It is not and...
April 12, 2016
Since CEI was subpoenaed on April 8 for a decade’s worth of work from 20 years ago, many have asked “Why?” and “How?” Here is CEI’s take on what’s really going on with this subpoena from the U.S. Virgin Island’s attorney general.
The investigation is harassment.
- The breadth of the ‘inquiry’—encompassing all documents and communications during 1997 through January 1, 2007, concerning any potential impacts of climate policy on affordable energy (or, as the AG puts it, on “ExxonMobil’s sales, revenues, or business”)—includes most documents and communications of CEI’s energy and environment team during the period of interest.
- Our energy and climate team has three full-time staff. Even if we work on the subpoena full time, after hours, and weekends we could not comply with the AG’s document production deadline of April 30.
April 12, 2016

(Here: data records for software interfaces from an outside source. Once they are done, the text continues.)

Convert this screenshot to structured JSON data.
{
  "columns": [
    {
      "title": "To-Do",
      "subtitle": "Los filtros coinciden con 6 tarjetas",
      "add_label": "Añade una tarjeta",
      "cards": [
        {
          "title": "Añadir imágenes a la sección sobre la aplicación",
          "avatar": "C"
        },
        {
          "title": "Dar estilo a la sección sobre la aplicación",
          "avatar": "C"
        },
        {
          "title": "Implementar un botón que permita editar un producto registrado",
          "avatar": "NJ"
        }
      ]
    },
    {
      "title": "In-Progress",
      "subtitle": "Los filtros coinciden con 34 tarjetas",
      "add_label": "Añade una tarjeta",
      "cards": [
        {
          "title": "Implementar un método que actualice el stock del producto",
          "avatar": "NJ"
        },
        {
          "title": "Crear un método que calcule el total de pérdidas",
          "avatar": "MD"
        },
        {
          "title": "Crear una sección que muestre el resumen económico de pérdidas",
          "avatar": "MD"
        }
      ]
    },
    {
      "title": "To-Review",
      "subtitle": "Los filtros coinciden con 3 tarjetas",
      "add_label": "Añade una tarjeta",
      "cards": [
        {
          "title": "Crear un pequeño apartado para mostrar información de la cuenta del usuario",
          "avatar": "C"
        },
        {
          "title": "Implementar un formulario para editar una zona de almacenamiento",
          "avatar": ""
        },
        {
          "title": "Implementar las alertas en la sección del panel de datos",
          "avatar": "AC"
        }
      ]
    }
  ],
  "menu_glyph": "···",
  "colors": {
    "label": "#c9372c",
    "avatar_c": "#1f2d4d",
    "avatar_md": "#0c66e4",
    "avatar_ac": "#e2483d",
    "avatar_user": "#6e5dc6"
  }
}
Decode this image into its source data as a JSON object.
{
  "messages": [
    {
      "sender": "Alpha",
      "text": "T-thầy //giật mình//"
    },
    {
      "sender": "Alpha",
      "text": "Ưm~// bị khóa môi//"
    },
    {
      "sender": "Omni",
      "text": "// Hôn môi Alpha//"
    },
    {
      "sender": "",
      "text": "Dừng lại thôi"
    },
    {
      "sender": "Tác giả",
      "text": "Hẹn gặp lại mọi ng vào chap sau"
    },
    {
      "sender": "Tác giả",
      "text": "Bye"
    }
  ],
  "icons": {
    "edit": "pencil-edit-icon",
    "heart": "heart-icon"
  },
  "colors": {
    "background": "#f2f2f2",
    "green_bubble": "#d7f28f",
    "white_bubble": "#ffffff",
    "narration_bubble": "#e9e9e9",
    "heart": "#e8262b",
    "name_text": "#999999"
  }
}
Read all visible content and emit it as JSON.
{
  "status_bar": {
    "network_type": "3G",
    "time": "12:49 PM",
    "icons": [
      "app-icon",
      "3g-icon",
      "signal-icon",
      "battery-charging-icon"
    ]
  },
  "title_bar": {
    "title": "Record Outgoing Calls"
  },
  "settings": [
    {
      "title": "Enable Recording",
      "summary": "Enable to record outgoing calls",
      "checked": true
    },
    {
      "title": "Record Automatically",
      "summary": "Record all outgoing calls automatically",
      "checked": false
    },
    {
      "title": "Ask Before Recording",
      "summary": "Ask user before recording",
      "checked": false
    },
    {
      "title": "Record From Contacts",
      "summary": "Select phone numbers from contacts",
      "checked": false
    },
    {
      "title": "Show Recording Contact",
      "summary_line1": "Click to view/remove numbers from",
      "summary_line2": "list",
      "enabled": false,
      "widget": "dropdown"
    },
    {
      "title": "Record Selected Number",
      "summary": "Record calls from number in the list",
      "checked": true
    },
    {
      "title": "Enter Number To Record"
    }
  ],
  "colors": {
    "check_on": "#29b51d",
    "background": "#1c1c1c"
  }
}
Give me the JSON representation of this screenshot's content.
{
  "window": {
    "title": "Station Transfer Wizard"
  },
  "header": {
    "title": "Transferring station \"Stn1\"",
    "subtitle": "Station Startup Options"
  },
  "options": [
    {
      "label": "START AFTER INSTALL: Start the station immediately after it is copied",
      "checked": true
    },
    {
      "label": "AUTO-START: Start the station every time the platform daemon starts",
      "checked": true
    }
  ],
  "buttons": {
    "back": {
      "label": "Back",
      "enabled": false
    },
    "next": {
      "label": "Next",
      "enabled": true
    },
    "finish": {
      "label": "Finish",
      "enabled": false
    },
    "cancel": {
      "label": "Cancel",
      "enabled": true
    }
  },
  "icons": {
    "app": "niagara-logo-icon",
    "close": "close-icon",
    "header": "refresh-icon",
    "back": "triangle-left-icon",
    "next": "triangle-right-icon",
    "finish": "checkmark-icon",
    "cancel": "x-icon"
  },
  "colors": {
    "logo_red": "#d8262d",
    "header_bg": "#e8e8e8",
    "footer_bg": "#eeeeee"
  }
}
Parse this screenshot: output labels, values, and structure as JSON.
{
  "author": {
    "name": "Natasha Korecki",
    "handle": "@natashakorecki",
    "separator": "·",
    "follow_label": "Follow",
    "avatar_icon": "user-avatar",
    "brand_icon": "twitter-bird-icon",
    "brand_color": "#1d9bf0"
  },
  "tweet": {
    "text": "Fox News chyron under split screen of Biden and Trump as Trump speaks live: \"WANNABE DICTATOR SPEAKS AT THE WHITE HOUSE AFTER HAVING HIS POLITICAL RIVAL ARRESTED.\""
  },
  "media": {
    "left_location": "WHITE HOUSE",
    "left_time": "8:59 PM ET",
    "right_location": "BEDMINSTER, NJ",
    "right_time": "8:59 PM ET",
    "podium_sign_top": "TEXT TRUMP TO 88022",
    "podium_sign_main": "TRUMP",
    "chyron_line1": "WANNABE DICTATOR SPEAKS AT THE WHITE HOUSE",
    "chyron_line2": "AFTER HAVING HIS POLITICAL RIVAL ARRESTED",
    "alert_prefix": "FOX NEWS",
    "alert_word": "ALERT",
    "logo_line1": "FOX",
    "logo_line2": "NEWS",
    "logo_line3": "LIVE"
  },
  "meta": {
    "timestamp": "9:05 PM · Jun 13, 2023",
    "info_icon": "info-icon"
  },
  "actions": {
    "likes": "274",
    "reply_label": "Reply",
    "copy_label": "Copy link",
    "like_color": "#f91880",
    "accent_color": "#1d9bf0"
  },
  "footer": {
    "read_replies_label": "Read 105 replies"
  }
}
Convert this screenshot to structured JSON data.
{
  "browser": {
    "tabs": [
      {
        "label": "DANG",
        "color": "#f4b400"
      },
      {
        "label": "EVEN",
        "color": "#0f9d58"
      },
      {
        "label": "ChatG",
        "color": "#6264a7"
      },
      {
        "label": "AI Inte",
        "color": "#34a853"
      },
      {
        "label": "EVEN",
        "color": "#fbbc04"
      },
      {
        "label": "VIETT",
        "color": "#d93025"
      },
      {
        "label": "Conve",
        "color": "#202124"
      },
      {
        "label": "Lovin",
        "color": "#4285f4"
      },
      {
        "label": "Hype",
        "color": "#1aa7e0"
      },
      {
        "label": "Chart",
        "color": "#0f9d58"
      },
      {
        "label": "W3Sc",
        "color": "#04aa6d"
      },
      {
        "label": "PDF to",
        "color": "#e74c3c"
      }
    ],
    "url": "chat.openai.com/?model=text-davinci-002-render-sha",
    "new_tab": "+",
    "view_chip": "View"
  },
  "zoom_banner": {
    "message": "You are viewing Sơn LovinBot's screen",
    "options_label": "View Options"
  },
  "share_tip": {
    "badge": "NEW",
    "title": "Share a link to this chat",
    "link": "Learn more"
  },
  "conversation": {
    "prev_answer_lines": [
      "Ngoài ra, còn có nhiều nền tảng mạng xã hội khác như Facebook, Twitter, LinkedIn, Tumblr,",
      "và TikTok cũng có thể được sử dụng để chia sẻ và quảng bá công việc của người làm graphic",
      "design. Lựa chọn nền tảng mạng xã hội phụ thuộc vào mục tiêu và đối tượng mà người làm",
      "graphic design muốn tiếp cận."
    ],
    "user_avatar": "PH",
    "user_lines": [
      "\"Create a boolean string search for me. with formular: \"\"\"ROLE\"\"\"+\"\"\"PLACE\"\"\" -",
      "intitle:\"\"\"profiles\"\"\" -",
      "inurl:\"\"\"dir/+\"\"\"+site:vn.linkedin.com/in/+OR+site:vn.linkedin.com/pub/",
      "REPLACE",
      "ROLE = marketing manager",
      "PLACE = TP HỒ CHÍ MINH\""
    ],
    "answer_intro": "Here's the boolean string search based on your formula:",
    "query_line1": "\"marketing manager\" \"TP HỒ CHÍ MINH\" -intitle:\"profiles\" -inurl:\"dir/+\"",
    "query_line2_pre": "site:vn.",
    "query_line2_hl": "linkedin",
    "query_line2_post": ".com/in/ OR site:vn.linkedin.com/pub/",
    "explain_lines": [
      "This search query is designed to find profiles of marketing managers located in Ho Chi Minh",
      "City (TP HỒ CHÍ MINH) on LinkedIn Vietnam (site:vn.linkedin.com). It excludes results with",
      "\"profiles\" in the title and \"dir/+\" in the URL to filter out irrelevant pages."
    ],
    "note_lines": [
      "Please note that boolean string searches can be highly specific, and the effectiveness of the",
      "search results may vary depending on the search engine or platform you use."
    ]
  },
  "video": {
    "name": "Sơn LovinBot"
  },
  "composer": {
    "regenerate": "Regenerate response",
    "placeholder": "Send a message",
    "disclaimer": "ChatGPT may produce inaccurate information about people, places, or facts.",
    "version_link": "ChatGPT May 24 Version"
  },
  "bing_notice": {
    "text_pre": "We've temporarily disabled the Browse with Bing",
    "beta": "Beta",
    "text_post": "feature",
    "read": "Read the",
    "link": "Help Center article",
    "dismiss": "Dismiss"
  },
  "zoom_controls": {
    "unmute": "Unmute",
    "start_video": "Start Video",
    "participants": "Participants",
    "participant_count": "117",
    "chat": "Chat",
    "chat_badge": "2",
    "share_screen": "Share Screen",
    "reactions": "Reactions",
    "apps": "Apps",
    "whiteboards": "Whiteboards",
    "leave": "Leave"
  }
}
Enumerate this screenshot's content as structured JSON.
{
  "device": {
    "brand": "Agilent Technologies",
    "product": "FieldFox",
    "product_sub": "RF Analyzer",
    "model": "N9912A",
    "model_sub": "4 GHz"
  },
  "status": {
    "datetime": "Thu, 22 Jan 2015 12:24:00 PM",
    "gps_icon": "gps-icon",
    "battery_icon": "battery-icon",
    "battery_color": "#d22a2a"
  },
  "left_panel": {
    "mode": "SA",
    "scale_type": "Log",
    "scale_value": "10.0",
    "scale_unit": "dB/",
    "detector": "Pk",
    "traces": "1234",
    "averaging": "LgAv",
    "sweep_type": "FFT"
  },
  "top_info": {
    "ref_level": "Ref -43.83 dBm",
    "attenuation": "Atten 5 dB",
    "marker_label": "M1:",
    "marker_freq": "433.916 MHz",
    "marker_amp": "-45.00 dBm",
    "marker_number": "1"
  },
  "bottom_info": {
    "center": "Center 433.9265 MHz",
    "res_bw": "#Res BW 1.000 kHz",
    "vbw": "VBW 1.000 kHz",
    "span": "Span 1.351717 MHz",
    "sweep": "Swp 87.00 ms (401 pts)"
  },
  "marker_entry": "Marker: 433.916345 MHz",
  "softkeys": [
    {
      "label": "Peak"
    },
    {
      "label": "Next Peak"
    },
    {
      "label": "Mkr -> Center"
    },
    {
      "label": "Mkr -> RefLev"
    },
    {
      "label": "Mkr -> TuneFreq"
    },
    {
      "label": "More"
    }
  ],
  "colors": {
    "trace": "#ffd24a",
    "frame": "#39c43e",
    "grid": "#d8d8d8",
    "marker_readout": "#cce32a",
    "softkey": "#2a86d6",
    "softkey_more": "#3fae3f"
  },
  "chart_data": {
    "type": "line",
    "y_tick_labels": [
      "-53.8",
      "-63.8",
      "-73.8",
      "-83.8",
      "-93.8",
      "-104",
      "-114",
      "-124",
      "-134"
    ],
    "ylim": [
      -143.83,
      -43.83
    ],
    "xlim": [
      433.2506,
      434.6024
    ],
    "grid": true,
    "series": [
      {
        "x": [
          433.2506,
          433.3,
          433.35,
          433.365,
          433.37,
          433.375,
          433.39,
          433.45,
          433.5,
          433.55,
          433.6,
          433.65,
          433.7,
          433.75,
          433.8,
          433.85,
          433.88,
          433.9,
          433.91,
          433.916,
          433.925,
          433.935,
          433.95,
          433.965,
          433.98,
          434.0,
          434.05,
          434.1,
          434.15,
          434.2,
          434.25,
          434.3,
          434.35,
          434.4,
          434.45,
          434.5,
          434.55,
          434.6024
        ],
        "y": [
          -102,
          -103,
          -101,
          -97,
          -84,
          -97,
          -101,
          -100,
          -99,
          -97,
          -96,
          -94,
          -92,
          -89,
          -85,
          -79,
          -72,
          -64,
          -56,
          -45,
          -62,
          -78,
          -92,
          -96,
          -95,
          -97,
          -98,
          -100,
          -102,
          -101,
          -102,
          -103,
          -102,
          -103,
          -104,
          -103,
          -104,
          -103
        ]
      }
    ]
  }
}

Since CEI was subpoenaed by the attorney general of the U.S. Virgin Islands on April 8, 2016, for energy and climate work from 20 years ago, media, commentators, and organizations alike have weighed in on this latest effort in an intimidation campaign to criminalize speech and research on the climate debate, led by a coalition of state attorneys general and former Vice President Al Gore.
March 30, 2016
Inspired by SunEdison’s near bankruptcy (among other terrible news for the solar power industry) and infused with the spirit of Japanese culture due to the blooming cherry trees here in Washington, D.C., I authored the following Haiku:
Regulate coal death
solar power can’t cut it
no energy left
March 29, 2016
Both chambers of Congress are in recess now, but there were some goings-on in the House last Wednesday that merit mention.
The first was EPA Gina McCarthy’s two appearances before House subcommittees in order to defend her FY 2017 budget. In the morning, she testified before the House Interior, Environment and Related Agencies Appropriations Subcommittee. In the afternoon, she appeared before a joint hearing of the Energy and Commerce Committee's subcommittees on Environment and the Economy and on Energy and Power.
As well-reported by E&E Daily’s ($) Amanda Reilly,...
March 28, 2016
A bipartisan group of 19 Senators led by Sen. Chuck Grassley (R-Iowa) and Amy Klobuchar (D-Minn.) is urging EPA Administrator Gina McCarthy to get the Renewable Fuel Standard (RFS) “back on track”—code for compelling refiners to comply with the program’s increasingly unattainable statutory goals.
The RFS is a central planning scheme requiring specified volumes of biofuels to be sold in the nation’s motor fuel supply over a 17-year period. Created in 2005 and then expanded in 2007, the quota for total renewable fuels increase from 4 billion gallons in 2006 to 36 billion gallons in 2022.
The RFS, however, also authorizes EPA to reduce the annual statutory targets if the administrator determines there is an “inadequate domestic supply.” For example, EPA ...